Entries from a dataset of interfaces:
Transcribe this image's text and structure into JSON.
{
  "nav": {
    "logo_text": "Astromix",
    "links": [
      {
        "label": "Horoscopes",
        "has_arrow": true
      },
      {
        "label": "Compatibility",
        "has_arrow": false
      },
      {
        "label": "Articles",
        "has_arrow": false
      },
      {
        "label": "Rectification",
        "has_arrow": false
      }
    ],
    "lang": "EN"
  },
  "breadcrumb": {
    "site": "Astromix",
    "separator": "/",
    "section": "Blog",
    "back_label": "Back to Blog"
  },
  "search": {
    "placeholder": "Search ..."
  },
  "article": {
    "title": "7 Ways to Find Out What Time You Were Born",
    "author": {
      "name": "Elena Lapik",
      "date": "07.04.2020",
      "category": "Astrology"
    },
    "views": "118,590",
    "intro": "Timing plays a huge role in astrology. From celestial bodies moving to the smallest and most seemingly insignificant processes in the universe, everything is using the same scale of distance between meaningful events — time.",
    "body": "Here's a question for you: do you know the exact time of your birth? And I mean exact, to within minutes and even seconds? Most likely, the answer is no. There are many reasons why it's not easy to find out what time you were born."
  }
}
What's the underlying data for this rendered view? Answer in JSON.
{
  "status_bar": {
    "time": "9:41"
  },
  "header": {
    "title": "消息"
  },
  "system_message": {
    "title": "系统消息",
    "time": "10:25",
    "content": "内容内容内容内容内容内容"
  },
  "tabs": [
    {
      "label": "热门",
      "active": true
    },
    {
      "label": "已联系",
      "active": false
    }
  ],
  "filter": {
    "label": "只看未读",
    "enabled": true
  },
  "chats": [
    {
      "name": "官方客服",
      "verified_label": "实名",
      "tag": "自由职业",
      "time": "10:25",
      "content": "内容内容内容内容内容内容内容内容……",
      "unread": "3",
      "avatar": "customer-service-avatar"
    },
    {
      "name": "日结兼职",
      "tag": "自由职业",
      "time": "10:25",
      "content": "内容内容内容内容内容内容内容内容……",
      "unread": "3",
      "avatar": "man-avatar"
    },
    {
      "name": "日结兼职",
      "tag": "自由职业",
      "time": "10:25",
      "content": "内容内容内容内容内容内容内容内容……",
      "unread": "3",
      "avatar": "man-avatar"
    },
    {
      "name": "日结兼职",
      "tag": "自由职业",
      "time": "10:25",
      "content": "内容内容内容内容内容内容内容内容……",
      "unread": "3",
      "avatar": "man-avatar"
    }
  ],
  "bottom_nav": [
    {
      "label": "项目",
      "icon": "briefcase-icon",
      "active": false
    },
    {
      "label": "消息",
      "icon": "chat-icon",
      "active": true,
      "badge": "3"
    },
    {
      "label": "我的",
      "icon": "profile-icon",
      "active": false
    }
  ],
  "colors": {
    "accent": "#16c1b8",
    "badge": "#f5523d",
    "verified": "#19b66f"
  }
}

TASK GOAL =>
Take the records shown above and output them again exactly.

RESPONSE BELOW =>
Transcribe this image's text and structure into JSON.
{
  "nav": {
    "logo_text": "Astromix",
    "links": [
      {
        "label": "Horoscopes",
        "has_arrow": true
      },
      {
        "label": "Compatibility",
        "has_arrow": false
      },
      {
        "label": "Articles",
        "has_arrow": false
      },
      {
        "label": "Rectification",
        "has_arrow": false
      }
    ],
    "lang": "EN"
  },
  "breadcrumb": {
    "site": "Astromix",
    "separator": "/",
    "section": "Blog",
    "back_label": "Back to Blog"
  },
  "search": {
    "placeholder": "Search ..."
  },
  "article": {
    "title": "7 Ways to Find Out What Time You Were Born",
    "author": {
      "name": "Elena Lapik",
      "date": "07.04.2020",
      "category": "Astrology"
    },
    "views": "118,590",
    "intro": "Timing plays a huge role in astrology. From celestial bodies moving to the smallest and most seemingly insignificant processes in the universe, everything is using the same scale of distance between meaningful events — time.",
    "body": "Here's a question for you: do you know the exact time of your birth? And I mean exact, to within minutes and even seconds? Most likely, the answer is no. There are many reasons why it's not easy to find out what time you were born."
  }
}
What's the underlying data for this rendered view? Answer in JSON.
{
  "status_bar": {
    "time": "9:41"
  },
  "header": {
    "title": "消息"
  },
  "system_message": {
    "title": "系统消息",
    "time": "10:25",
    "content": "内容内容内容内容内容内容"
  },
  "tabs": [
    {
      "label": "热门",
      "active": true
    },
    {
      "label": "已联系",
      "active": false
    }
  ],
  "filter": {
    "label": "只看未读",
    "enabled": true
  },
  "chats": [
    {
      "name": "官方客服",
      "verified_label": "实名",
      "tag": "自由职业",
      "time": "10:25",
      "content": "内容内容内容内容内容内容内容内容……",
      "unread": "3",
      "avatar": "customer-service-avatar"
    },
    {
      "name": "日结兼职",
      "tag": "自由职业",
      "time": "10:25",
      "content": "内容内容内容内容内容内容内容内容……",
      "unread": "3",
      "avatar": "man-avatar"
    },
    {
      "name": "日结兼职",
      "tag": "自由职业",
      "time": "10:25",
      "content": "内容内容内容内容内容内容内容内容……",
      "unread": "3",
      "avatar": "man-avatar"
    },
    {
      "name": "日结兼职",
      "tag": "自由职业",
      "time": "10:25",
      "content": "内容内容内容内容内容内容内容内容……",
      "unread": "3",
      "avatar": "man-avatar"
    }
  ],
  "bottom_nav": [
    {
      "label": "项目",
      "icon": "briefcase-icon",
      "active": false
    },
    {
      "label": "消息",
      "icon": "chat-icon",
      "active": true,
      "badge": "3"
    },
    {
      "label": "我的",
      "icon": "profile-icon",
      "active": false
    }
  ],
  "colors": {
    "accent": "#16c1b8",
    "badge": "#f5523d",
    "verified": "#19b66f"
  }
}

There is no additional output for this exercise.